The hit rate for an existing prostate carcinoma with normal transrectal prostate biopsy is at most 30 percent, so that repeat biopsies are necessary later in many patients.

Multi-parametric magnetic resonance imaging (MRI) offers much higher accuracy than ultrasound in the diagnosis of prostate cancer, with acceptable sensitivity and specificity depending on tumour size and cancer location.

On the one hand, this improves and facilitates the detection of the cancer, but in the further course of the disease it is also helpful for optimised tumour classification and the subsequent therapy decision in the case of a confirmed prostate cancer diagnosis.

By combining transtrectal ultrasound and MRI, the advantages of both methods can be used:

Fusion biopsy of the prostate is the safest method for diagnosing prostate cancer. The fusion biopsy of the prostate is a state-of-the-art diagnostic procedure. It uses and combines the advantages of the uradiologist's multi-parametric MRI of the prostate with the advantages of the urologist's 3D ultrasound.

The multi-parametric MRI images of the prostate and the images of the transrectal 3D ultrasound are superimposed with computer support and fusioned with software.

The areas that are conspicuous in the MRI are thus also made visible in the ultrasound and can then be biopsied with pinpoint accuracy using live images in the ultrasound. In addition, unnecessary biopsies can be avoided.

This image-guided biopsy procedure makes it possible to better define the tumour location and local tumour extension, so that these tumour foci in the prostate can also be irradiated more intensively in a targeted manner and with a selectively higher focal dose (boost) during brachytherapy, with a simultaneous radiation dose reduction in the remaining prostate tissue (= focused brachytherapy).

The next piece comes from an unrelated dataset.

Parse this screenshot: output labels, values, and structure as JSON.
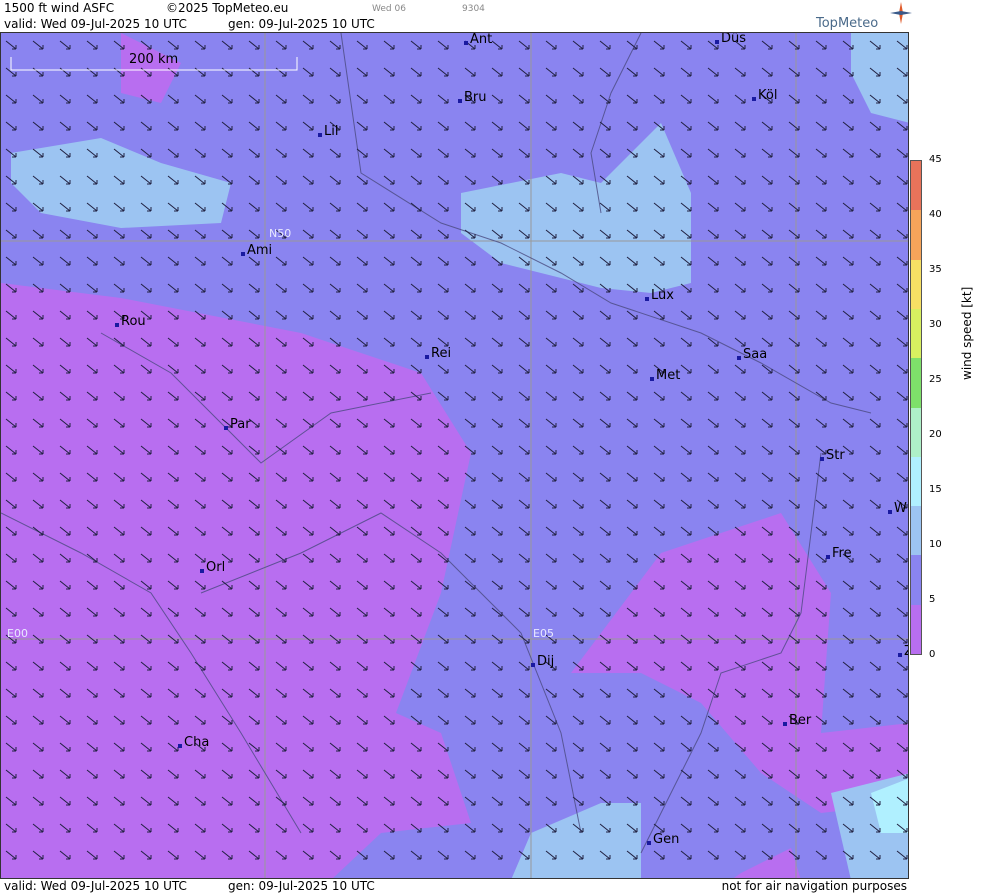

In the case of a single, very small tumour focus with low aggressiveness, a targeted selective therapy of only this single focus (= ultrafocal therapy) or only of the affected side lobe of the prostate (= focal therapy) can be considered after a case-by-case decision.

The biopsy is performed via a sterile access route through the skin in the perineal area (transperineal).  Dangerous inflammation of the prostate, which is very common with biopsies taken through the intestine, can thus be avoided.

The procedure is performed on an outpatient basis under a light superficial general anaesthetic and is completely painless.

We would be happy to explain the possibilities of this specialised technique to you in a personal consultation.


3-D reconstruction of carcinoma lesions in the prostate for targeted fusion biopsy.